I'm not sure what the reason for the insanely low attendance was. We all have theories and we had plenty of time to spout them as we wandered amongst each other's booths and commiserated.

It was very hot. High 80's which is like death for this show. First, most of us here in the Canadian border towns don't take kindly to anything over 70-75. It starts to hit 80, we get ornery. Then, the arena where the show is held has no A/C.  The place is cavernous. It would be like dropping an ice cube in your swimming pool to cool it down.

Overheard in the Lady's Room: "they charge us 8 bucks to get in here and there isn't even A/C?"

Maybe $8 is too much. I think it used to be $6. I think it should be $5. The rationale is that this is a "high end" show, so people come here to spend big bucks and 8 bucks is chump change. I don't agree. It would be smarter to charge us all an extra 50 bucks for the booth, scale down the artist party and the artist breakfast and let the folks in for nothing or a tiny fee like 2 bucks. What drives sales is attendance. Especially at a show like this. Outdoor festivals are different. You can get hundreds of thousands of people but maybe most of them are there for sun and beer. That will be my rant for next weekend.

So, anyway, the dearth of business led to an abundance of schmoozing and I got to know some artists better. Like the leather guy next to me that set up his first ever booth at Woodstock. He has a picture of himself there with his long curly hair, selling belts from a crate. He makes beautiful bags now, that sell for hundreds of dollars. And I heard him laughing with customers all day. At least he has fun. He says he's almost 70 now and he has perspective.

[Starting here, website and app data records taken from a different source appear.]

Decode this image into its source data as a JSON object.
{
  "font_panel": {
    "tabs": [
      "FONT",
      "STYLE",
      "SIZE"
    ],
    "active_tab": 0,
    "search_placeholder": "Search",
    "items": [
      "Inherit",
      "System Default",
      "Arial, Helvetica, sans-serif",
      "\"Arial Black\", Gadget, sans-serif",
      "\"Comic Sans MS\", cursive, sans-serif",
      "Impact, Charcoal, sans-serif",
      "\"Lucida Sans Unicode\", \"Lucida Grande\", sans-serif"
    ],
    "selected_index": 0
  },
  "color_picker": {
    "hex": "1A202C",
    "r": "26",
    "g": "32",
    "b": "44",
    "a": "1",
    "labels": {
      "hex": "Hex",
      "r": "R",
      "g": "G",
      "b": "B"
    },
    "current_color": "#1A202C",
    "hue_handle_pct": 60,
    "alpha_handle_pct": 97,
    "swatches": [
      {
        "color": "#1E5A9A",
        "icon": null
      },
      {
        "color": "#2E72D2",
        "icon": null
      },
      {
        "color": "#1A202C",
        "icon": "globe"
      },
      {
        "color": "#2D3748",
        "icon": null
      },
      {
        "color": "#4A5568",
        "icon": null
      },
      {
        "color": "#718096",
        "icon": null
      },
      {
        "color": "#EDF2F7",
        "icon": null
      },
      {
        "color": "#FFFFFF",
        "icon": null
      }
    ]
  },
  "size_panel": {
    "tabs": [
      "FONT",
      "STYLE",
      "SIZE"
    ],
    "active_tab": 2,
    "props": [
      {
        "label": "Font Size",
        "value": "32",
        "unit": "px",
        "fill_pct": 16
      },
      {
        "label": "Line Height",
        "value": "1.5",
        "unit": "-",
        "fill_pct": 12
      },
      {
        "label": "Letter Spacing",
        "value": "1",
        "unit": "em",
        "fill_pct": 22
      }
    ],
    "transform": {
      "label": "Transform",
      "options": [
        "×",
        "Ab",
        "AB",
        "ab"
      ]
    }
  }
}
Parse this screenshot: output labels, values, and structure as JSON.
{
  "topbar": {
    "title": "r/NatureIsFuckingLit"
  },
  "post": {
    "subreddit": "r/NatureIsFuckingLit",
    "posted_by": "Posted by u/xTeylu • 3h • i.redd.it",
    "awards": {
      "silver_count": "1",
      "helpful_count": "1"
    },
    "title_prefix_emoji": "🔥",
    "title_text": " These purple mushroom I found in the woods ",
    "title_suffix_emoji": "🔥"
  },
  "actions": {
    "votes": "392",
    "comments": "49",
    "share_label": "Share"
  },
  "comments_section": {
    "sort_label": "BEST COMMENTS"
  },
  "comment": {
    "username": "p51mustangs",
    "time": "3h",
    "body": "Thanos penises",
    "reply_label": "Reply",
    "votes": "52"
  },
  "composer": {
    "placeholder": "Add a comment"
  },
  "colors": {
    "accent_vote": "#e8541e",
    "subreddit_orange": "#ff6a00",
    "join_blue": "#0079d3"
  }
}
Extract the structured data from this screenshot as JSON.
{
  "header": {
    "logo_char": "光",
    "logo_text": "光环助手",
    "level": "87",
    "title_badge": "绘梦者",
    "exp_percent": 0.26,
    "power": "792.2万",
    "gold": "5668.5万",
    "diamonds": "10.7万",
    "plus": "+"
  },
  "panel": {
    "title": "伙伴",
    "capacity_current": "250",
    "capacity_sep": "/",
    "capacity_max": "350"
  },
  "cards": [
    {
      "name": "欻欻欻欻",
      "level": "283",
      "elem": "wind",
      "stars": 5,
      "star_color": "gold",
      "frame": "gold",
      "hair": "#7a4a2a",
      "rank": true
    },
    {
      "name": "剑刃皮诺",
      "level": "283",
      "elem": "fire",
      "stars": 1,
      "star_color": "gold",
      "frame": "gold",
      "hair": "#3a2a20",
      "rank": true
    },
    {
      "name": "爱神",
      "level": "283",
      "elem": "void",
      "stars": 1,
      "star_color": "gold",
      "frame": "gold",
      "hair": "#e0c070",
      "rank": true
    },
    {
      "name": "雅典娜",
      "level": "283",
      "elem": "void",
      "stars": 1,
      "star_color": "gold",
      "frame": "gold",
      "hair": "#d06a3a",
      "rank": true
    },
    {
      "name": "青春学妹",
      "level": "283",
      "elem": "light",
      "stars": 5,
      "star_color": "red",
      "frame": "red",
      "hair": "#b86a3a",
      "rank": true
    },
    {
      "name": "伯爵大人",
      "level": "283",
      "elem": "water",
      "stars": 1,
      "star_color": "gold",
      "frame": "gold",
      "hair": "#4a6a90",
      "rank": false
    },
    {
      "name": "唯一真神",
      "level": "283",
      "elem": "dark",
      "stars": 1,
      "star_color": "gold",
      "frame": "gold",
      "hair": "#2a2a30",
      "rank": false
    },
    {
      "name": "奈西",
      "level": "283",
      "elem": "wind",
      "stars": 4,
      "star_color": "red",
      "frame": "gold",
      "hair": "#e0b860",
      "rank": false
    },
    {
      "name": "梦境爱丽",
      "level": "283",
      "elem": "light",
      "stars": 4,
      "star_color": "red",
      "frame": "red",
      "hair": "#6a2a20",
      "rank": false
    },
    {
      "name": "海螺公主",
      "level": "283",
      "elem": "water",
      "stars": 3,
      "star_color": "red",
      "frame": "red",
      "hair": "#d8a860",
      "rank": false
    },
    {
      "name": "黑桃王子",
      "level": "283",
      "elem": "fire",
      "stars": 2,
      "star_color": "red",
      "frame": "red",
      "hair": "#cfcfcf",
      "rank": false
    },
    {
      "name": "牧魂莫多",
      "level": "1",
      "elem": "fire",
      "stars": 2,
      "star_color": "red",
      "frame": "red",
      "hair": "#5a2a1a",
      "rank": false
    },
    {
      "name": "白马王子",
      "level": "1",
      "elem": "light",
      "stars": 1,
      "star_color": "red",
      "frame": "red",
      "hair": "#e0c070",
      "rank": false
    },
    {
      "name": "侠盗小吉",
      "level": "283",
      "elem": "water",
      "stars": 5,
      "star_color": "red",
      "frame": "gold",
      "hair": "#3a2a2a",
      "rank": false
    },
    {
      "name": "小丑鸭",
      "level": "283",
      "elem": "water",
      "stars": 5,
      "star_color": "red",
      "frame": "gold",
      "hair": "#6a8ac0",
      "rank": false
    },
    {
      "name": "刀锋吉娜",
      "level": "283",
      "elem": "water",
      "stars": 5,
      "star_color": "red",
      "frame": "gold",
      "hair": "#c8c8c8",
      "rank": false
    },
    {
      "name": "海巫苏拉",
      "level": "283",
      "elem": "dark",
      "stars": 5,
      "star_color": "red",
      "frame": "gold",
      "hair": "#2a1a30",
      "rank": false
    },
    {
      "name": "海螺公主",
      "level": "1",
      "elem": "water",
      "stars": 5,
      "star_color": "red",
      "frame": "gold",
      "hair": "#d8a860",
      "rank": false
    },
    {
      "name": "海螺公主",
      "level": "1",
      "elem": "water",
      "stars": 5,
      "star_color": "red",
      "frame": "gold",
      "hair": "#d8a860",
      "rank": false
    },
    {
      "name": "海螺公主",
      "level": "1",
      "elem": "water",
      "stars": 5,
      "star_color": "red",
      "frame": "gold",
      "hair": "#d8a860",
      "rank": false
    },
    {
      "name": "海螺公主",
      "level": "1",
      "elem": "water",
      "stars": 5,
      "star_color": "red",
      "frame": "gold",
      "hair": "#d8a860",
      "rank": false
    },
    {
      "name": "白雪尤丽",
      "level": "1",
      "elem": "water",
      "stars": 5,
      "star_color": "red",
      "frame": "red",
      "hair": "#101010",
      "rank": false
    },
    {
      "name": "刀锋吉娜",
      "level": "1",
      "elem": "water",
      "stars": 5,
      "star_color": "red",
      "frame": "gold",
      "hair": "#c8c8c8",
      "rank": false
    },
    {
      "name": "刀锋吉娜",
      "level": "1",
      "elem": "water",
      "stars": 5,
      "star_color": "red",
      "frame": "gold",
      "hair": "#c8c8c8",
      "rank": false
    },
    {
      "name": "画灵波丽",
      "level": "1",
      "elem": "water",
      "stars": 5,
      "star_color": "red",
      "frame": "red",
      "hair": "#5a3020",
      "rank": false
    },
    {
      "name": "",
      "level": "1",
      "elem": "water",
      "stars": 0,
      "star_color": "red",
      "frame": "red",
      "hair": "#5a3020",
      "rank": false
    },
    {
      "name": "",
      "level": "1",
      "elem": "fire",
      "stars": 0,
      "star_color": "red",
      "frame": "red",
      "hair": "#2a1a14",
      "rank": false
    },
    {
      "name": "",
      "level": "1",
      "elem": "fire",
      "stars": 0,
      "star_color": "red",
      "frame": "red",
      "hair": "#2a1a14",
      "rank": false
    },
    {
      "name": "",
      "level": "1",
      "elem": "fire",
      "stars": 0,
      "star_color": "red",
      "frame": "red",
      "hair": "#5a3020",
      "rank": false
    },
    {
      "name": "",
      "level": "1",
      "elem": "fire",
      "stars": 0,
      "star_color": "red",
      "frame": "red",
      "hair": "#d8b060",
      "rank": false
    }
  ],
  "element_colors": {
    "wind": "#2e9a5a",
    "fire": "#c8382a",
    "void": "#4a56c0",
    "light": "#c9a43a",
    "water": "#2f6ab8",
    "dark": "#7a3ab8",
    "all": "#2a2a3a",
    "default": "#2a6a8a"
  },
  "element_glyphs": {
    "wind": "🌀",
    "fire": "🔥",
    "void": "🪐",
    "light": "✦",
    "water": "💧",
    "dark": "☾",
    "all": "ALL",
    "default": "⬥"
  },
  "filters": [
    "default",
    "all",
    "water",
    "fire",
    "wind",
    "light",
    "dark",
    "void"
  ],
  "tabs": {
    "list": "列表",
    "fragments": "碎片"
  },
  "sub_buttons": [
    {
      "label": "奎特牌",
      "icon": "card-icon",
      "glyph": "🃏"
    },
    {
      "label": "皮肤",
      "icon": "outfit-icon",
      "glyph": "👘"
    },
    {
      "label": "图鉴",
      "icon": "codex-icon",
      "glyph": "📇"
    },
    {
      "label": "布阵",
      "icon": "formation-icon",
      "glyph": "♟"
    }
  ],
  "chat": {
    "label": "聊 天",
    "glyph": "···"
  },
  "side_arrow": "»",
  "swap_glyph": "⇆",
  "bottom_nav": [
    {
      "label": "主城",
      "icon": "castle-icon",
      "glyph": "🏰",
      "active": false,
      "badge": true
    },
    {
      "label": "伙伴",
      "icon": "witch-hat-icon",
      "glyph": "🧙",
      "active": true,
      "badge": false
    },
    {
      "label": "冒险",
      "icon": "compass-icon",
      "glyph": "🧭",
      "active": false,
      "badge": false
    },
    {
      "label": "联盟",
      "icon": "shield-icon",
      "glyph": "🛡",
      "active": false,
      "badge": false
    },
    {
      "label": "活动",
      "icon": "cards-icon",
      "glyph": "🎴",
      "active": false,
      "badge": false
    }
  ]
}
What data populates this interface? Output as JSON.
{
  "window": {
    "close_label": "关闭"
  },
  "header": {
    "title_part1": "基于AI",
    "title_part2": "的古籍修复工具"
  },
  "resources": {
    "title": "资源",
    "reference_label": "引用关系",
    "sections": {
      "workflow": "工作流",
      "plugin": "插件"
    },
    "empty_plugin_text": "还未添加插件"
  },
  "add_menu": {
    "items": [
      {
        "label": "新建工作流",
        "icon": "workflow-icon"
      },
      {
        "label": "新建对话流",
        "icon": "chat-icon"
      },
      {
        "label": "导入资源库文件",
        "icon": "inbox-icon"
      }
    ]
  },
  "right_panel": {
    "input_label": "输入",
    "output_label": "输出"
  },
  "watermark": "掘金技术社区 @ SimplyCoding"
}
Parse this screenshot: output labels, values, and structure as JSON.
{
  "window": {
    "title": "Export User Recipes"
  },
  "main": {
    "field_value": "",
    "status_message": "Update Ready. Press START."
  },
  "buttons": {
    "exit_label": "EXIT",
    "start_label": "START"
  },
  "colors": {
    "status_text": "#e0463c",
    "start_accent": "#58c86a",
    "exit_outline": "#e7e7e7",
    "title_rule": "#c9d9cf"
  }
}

I got to know the son of one of my favorite artisans and to see his amazing pencil sketches. He will be one of us soon.

A few had trouble with their Square card readers or didn't know how to program to app for sales tax or edit  products and I became the go-to tech wizard. My son would be rolling and laughing at that.

Russell and I had time to discuss re-doing the new layout for the booth. It has issues. Actually, we had time to re-do it right there, but I nixed the idea.

Even the volunteers who man the admissions table seemed depressed so I promised everyone I talked to that today would be so busy and happy that our biggest problem would be where to spend all the glorious extra cash in our pockets.  I will be chatting with my shoppers and sending out good vibes I chose this life, good and bad. I knew there was no guaranteed pay check.

The only guarantee is that you will be doing work you love and that your office will be a festival of some sort and you will be, almost always, treated with respect by the people you deal with.

Beats the old government job hands down.

It is gray and damp today, bring on the people!